By CCN: The Dow's bull run is one for the history books, but it could all come crashing down next month. Stocks have only generated the types of returns that they've delivered year-to-date a handful of times since the Second World War, as CFRA's Chief Investment Strategist Sam Stovall points out on CNBC. By 1942, the Dow was trading at less than 100 and stocks were in bull-mode in anticipation of victory.
If history's any teacher, there's still more runway for gains throughout April.
"Right now, we are on target to be the fifth best year-to-date through April performance since WWII," said Stovall.
While the trend may be your friend, it could also come back to bite you as traders gear up for yet another adage: "Sell in May and go away." Stovall suggested that stocks are showing signs of being "overbought" anyway.

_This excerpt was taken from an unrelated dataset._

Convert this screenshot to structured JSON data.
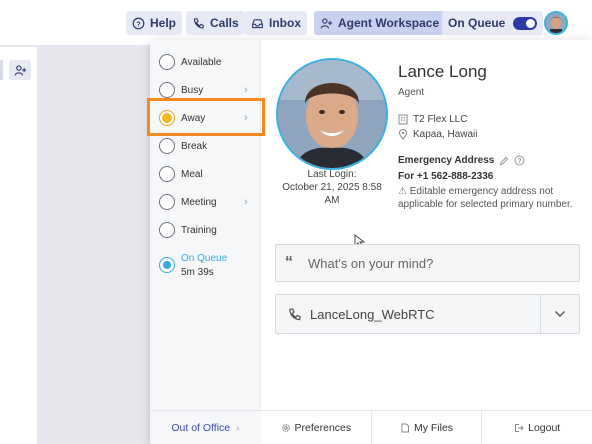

In that case, the Dow could be stuck in the doldrums for months.
"As we move into the summer, I probably would not be surprised if we see a little bit of retrenching in the markets," said Stovall, adding: "There is a chance that...the market could end up attempting to digest some of the gains it's already experienced."
If history is set to repeat itself, May is going to be a rocky month, with the pattern suggesting that stocks only managed to advance "0.01% of the time" in the month historically. After that, it will be nothing more than fractional gains from May through October.
With stocks barreling toward record highs, investors are trying to capture whatever gains they can ahead of the summer doldrums. State Street's Matt Bartolini suggests that it's risk-on with an asterisk. He told the Wall Street Journal:
"People see the market gains, and there’s a little FOMO: fear of missing out. But rather than going in with both feet, they’re kind of dipping their toes in."
Stovall isn't the only one who feels this way. Leave it to Larry Fink, who is at the helm of BlackRock, the largest asset manager in the world, to warn about a "melt up" in the stock market. He expects that there's smart money left to come off the sidelines and into stocks, which incidentally will bolster the Dow even further. The party won't last, however, and investors looking to follow the leader could be left holding the bag when the rally runs dry.
S&Ps rn pic.twitter.com/bPJWtvM3h2
— Oliver Renick (@OJRenick) April 17, 2019
The Dow has been meandering between positive and negative territory today and most recently is trading higher.